For their final project, one group decided to make a twitter account and track how many followers they gained over time. The account was called “UknowURatKings” (King’s is our school… so YOU KNOW YOU’RE AT KING’S for those who hate txtspeak). They tweeted inside jokes about the school that you would only really get if you were pert of our community. I was following them, which was good because they ventured into inappropriate territory once (it was a nice mini experiment in social networking with students!). Here was my favorite tweet of theirs:

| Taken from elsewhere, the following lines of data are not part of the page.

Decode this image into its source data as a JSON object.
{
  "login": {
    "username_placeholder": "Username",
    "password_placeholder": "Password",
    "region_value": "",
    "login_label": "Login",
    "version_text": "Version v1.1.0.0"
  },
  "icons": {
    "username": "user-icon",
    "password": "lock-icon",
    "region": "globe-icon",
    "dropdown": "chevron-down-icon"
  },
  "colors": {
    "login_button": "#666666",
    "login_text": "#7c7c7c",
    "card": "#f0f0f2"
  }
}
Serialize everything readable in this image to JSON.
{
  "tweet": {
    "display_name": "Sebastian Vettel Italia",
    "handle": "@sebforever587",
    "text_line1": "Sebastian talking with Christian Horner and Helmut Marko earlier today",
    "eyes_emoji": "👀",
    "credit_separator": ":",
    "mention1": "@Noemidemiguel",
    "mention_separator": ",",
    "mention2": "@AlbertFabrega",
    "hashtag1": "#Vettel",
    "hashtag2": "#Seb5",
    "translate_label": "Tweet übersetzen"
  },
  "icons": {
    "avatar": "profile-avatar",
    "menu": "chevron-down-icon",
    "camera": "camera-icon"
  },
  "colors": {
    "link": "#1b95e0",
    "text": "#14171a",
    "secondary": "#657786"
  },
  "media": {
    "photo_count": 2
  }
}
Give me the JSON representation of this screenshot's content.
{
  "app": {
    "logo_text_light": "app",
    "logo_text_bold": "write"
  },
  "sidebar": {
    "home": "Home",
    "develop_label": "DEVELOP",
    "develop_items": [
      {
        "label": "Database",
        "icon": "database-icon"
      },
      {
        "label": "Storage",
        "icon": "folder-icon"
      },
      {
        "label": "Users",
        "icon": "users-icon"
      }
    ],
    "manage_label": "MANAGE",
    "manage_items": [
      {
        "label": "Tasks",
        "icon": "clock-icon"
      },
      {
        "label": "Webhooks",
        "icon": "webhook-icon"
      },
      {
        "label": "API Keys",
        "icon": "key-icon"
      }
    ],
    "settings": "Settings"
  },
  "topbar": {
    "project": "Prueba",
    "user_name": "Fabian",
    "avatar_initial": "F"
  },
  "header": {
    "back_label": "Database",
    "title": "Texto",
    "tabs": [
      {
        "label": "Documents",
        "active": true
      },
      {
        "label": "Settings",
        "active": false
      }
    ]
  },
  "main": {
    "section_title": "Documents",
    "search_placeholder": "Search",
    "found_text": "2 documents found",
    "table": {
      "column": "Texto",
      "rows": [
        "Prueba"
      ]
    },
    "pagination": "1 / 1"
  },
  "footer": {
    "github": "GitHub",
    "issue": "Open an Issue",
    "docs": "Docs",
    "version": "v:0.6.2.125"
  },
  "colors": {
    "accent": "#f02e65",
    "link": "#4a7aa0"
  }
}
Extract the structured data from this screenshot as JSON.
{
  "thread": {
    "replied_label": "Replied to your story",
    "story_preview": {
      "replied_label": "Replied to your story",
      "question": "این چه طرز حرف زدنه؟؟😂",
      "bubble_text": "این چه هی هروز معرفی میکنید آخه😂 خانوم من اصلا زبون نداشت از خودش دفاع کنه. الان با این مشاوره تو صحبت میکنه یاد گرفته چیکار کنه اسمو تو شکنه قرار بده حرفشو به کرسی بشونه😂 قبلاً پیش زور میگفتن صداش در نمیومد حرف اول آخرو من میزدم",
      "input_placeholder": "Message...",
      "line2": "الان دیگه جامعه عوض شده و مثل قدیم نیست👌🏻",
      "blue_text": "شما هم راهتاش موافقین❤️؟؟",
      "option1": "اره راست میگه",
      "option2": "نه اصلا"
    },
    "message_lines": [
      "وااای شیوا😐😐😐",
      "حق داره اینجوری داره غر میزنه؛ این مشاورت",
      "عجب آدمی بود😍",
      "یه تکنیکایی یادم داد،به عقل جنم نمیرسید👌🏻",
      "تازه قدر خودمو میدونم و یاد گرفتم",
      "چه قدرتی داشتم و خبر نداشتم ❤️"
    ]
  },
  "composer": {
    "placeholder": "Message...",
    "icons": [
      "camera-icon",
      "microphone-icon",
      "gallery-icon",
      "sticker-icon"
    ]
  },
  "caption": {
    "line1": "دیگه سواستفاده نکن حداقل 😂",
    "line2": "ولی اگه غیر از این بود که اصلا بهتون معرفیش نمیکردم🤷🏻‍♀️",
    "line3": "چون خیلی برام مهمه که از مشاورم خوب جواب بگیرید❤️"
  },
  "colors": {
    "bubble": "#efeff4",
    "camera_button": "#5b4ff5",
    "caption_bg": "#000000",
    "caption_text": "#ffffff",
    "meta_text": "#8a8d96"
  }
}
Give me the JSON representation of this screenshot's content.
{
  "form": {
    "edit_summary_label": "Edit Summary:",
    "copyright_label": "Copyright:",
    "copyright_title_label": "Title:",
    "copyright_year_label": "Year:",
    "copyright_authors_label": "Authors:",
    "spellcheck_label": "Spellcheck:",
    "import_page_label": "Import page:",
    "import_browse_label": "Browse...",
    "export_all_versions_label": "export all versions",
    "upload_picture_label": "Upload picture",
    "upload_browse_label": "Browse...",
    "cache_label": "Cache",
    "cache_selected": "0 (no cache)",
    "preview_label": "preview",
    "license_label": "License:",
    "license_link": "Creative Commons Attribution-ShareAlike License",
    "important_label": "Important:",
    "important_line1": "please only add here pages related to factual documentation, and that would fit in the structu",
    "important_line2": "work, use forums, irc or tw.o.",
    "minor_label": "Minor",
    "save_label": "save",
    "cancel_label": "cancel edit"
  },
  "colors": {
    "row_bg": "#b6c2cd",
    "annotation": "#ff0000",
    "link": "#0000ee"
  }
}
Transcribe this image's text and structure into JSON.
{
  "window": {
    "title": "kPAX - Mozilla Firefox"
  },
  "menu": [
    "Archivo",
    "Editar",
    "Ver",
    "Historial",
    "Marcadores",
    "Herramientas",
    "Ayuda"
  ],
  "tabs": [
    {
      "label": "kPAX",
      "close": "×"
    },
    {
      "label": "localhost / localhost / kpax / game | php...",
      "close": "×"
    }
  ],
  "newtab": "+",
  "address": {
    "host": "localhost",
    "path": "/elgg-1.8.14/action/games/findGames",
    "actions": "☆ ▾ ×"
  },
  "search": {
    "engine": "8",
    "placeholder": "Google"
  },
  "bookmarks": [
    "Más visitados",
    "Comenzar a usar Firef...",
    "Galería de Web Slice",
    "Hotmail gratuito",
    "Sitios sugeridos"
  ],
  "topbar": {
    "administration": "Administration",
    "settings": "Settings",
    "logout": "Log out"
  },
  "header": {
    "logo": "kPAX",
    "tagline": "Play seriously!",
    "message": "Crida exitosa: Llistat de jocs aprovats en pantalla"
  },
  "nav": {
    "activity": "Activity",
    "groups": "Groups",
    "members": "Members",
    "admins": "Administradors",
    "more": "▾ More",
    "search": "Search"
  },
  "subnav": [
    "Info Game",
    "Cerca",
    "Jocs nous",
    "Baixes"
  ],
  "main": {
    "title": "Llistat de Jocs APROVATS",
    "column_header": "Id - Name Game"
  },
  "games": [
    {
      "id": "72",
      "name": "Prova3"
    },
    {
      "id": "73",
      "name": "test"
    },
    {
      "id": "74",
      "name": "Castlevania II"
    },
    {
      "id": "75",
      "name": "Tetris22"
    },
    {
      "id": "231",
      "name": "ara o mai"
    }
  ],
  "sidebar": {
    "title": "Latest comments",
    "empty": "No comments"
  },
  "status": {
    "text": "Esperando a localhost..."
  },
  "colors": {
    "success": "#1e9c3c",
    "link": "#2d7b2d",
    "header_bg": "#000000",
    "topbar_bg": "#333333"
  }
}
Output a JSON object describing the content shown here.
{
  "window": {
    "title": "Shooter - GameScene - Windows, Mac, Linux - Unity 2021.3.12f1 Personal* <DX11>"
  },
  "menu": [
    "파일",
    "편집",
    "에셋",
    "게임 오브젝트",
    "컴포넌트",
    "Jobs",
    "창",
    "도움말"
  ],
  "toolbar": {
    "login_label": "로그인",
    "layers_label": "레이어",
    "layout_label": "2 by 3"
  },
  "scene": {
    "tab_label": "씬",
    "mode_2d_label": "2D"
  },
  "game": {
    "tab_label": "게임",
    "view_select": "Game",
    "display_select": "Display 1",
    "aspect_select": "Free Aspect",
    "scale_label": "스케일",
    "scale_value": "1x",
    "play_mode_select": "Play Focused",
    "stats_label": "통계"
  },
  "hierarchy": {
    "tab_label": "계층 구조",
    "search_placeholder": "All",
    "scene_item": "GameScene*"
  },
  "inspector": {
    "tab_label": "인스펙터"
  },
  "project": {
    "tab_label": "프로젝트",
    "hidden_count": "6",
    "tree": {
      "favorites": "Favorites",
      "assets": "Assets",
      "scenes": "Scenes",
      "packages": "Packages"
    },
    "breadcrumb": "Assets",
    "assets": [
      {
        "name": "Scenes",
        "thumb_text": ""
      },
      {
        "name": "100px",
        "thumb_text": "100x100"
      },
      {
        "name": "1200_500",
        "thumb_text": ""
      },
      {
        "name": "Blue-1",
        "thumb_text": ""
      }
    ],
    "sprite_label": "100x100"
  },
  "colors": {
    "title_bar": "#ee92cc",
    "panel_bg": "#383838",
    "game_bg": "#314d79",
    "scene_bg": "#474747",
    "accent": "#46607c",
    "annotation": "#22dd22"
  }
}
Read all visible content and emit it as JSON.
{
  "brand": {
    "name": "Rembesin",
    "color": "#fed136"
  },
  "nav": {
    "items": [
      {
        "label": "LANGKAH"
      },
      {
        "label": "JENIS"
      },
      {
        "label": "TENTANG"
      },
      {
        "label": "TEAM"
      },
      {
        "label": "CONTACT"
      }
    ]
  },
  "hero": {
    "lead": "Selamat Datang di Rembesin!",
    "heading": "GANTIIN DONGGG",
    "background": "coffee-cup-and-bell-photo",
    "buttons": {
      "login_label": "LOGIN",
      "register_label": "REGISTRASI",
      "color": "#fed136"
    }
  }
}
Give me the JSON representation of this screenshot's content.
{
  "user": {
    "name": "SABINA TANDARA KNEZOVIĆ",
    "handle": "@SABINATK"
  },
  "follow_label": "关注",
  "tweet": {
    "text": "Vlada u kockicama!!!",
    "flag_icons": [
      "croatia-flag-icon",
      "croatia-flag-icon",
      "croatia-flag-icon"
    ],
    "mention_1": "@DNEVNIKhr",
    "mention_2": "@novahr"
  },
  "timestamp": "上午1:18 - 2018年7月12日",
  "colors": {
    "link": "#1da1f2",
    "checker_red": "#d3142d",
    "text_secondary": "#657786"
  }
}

They had predicted that the followers function would follow a logistic model. Using a few data points, they created a logistic model of their own: they thought they would max out at around 100 followers (the size of the senior class population on twitter plus some extras), they originally told 13 people, and after one day they had something like 40 people (unfortunately, I can’t find where they uploaded their project ahh!). Based on that they created their logistic model. Then, they tweeted furiously for about a week and recorded how many followers they had each day. At the end, they compared their results with their model…
They were way off. Though they had chosen the right model, the number of followers increased slower than they thought and maxed out around 60, not 100. My favorite part of their project was that they didn’t try to fudge their numbers or make the data fit their model – instead, they talked about their assumptions that may have been flawed, their tweeting behavior skewing the results, and inconsistencies in data collection. I ❤ data.
NEXT YEAR: I thought that this was a really fun and simple project, and it might be something that I try to do with my whole class when we study exponential models next year (I swear I could teach a whole term on just the logistic function). I think we could have an awesome discussion about modeling with all the different inconsistencies that will arise, and we could even add a competition component, to see who can get the most followers for their account under certain constraints… Too many ideas, too little time.